- Do any of your potential partners exhibit personality disorders? If so, run away and run away fast. It’s critical that you can negotiate and deal in good faith to resolve problems. If you suspect a potential partner could be a Narcissist, you owe it to yourself to not enter into a partnership with such an individual. It is almost impossible to form good partnerships when a Narcissist is involved. Walking away can be very difficult. One tip: Is one partner demanding a larger stake in the enterprise than the rest of the partners, without a practical reason? If so, you may be dealing with a Narcissist. Read more.
- Are you prepared for the worst? It sounds so pessimistic, but being prepared for the worst-case can spell the difference between wealth and bankruptcy. Read our article, The Gloves are Off – When Business Partners Declare War and our other article, Rogue Business Partners.
- Do you understand the issues with a departing partner? You owe it to yourself to understand the issues and impacts to a business with a partner departs. Read our article, Checklist: How to Deal with a Departing Business Partner, to familiarize yourself with the issues.
- Are all potential partners 110% committed? Finally, are all the partners “on board,” without other commitments, excuses or reservations? It’s critical that all partners are committed, and sharing the same risks if you want to establish good partnerships. Any partner with their foot in some other effort will step out quickly if things are rough (and they will be!), or potentially create problems as the business grows.
If you’ve read the above articles, and you feel there’s a fit between the partners, everyone’s committed, and no one is exhibiting any personality disorders, then you need to put the right “formalities” around the partnership. This means putting an organizational structure around the partnership.
Run the Partnership under a Formal Entity, such as a Limited Liability Company (or LLC)
Once you’ve decided that you do indeed want to enter into a business with one or more people, then you owe it to yourself (and your partners) to put a formal structure around the partnership. Usually, the best (and easiest) way to do this is to form a corporation or LLC, depending on the type of partnership.
Start with reading our blog article, What Did You Get Yourself Into? (Understanding Partnerships). It’s critical you avoid entering into a de facto partnership if you can avoid it. Next, read our blog article, General Considerations When Choosing a Business Structure.

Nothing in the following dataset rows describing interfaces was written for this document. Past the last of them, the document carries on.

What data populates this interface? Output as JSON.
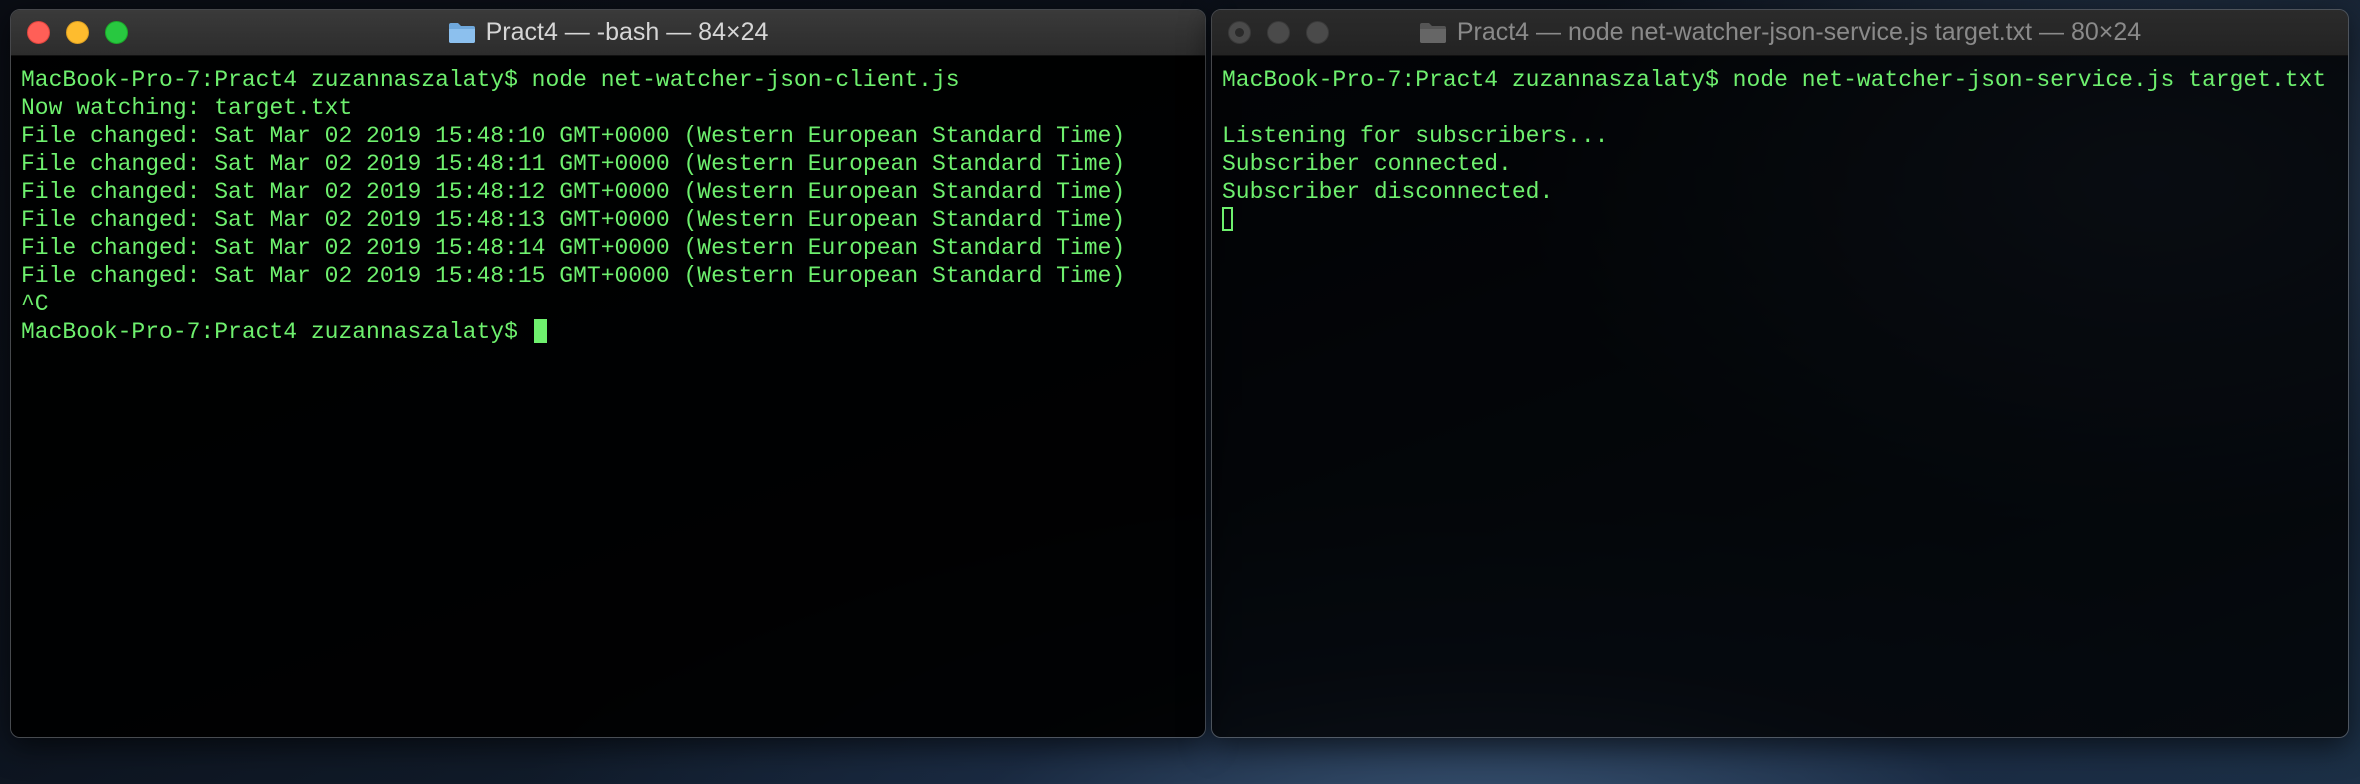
{
  "colors": {
    "terminal_text": "#6ef06e",
    "close": "#ff5f57",
    "minimize": "#febc2e",
    "maximize": "#28c840"
  },
  "left_window": {
    "title": "Pract4 — -bash — 84×24",
    "lines": [
      "MacBook-Pro-7:Pract4 zuzannaszalaty$ node net-watcher-json-client.js",
      "Now watching: target.txt",
      "File changed: Sat Mar 02 2019 15:48:10 GMT+0000 (Western European Standard Time)",
      "File changed: Sat Mar 02 2019 15:48:11 GMT+0000 (Western European Standard Time)",
      "File changed: Sat Mar 02 2019 15:48:12 GMT+0000 (Western European Standard Time)",
      "File changed: Sat Mar 02 2019 15:48:13 GMT+0000 (Western European Standard Time)",
      "File changed: Sat Mar 02 2019 15:48:14 GMT+0000 (Western European Standard Time)",
      "File changed: Sat Mar 02 2019 15:48:15 GMT+0000 (Western European Standard Time)",
      "^C"
    ],
    "prompt": "MacBook-Pro-7:Pract4 zuzannaszalaty$ "
  },
  "right_window": {
    "title": "Pract4 — node net-watcher-json-service.js target.txt — 80×24",
    "lines": [
      "MacBook-Pro-7:Pract4 zuzannaszalaty$ node net-watcher-json-service.js target.txt",
      "",
      "Listening for subscribers...",
      "Subscriber connected.",
      "Subscriber disconnected."
    ]
  },
  "icons": [
    "folder-icon",
    "close-button",
    "minimize-button",
    "maximize-button",
    "cursor"
  ]
}
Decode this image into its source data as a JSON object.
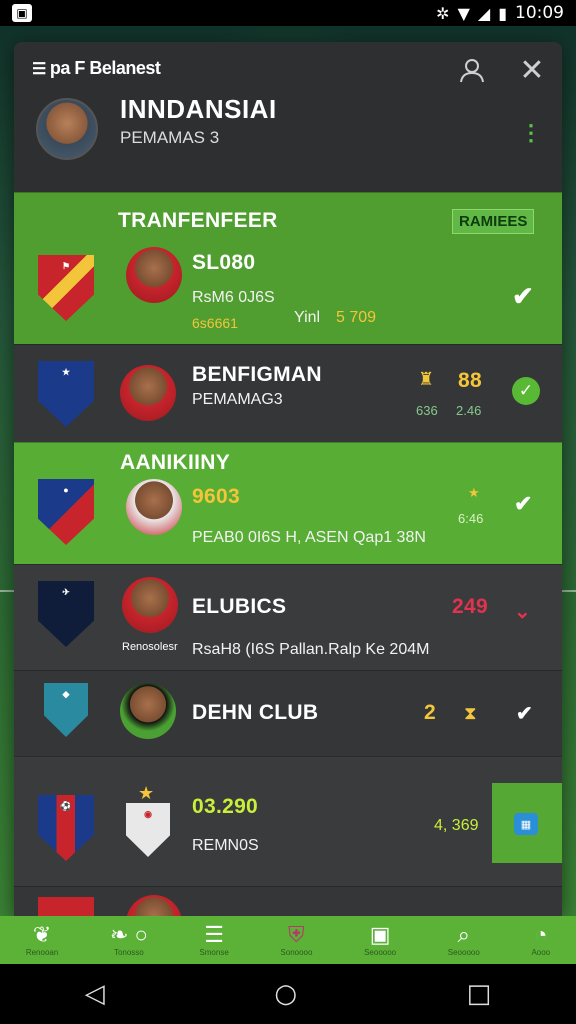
{
  "status_bar": {
    "time": "10:09",
    "icons": [
      "app-icon",
      "vibrate-icon",
      "wifi-icon",
      "signal-icon",
      "battery-icon"
    ]
  },
  "header": {
    "brand": "pa F Belanest",
    "player_name": "INNDANSIAI",
    "player_subtitle": "PEMAMAS 3"
  },
  "transfer": {
    "title": "TRANFENFEER",
    "badge": "RAMIEES",
    "club_name": "SL080",
    "detail_left": "RsM6 0J6S",
    "detail_value": "6s6661",
    "detail_right": "Yinl",
    "stat_yellow": "5 709"
  },
  "rows": [
    {
      "name": "BENFIGMAN",
      "subtitle": "PEMAMAG3",
      "stat_top": "88",
      "stat_a": "636",
      "stat_b": "2.46"
    },
    {
      "section": "AANIKIINY",
      "value": "9603",
      "detail": "PEAB0 0I6S H, ASEN Qap1 38N",
      "small": "6:46"
    },
    {
      "name": "ELUBICS",
      "number": "249",
      "avatar_caption": "Renosolesr",
      "detail": "RsaH8 (I6S Pallan.Ralp Ke 204M"
    },
    {
      "name": "DEHN CLUB",
      "number": "2"
    },
    {
      "value": "03.290",
      "subtitle": "REMN0S",
      "right_value": "4, 369"
    }
  ],
  "bottom_nav": [
    {
      "icon": "leaf-icon",
      "label": "Renooan"
    },
    {
      "icon": "pepper-icon",
      "label": "Tonosso"
    },
    {
      "icon": "list-icon",
      "label": "Smonse"
    },
    {
      "icon": "shield-icon",
      "label": "Sonoooo"
    },
    {
      "icon": "store-icon",
      "label": "Seooooo"
    },
    {
      "icon": "search-icon",
      "label": "Seooooo"
    },
    {
      "icon": "timer-icon",
      "label": "Aooo"
    }
  ],
  "colors": {
    "accent_green": "#4f9e2f",
    "panel_dark": "#2f3032",
    "yellow": "#f3c53a",
    "red": "#e0334e"
  }
}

There are tax and other considerations when considering what entity to form. Most partnerships are well served with a limited liability company (or LLC). They are cost-effective, simple to create and easy to manage over the long term. Learn more and order your LLC now.
What’s most important, in creating your formal entity, is thinking through the “partnership agreement.” For a LLC, the “Operating Agreement” serves as that partnership agreement, and there are many issues. Read our blog article, entitled Does Your LLC Have a Proper Operating Agreement? There are many considerations and questions to ask yourself, as well as negotiate with your partners. I call them “edge cases,” where you ask yourself,
What happens if a partner …
- … dies? Does the family of the deceased own the company, or do you buy them out?
- … decides to quit, or simply doesn’t carry their own weight?
- … actually steals from the company, or competes or steals business with a competing company?
- … starts bringing in friends and family to the company, making you feel like an outsider?
What other issues can you envision? All these issues need to be incorporated into the “partnership agreement” and signed by all the partners.
This is where a licensed business attorney can really help put together the right documents, and make sure all the formalities have been properly addressed.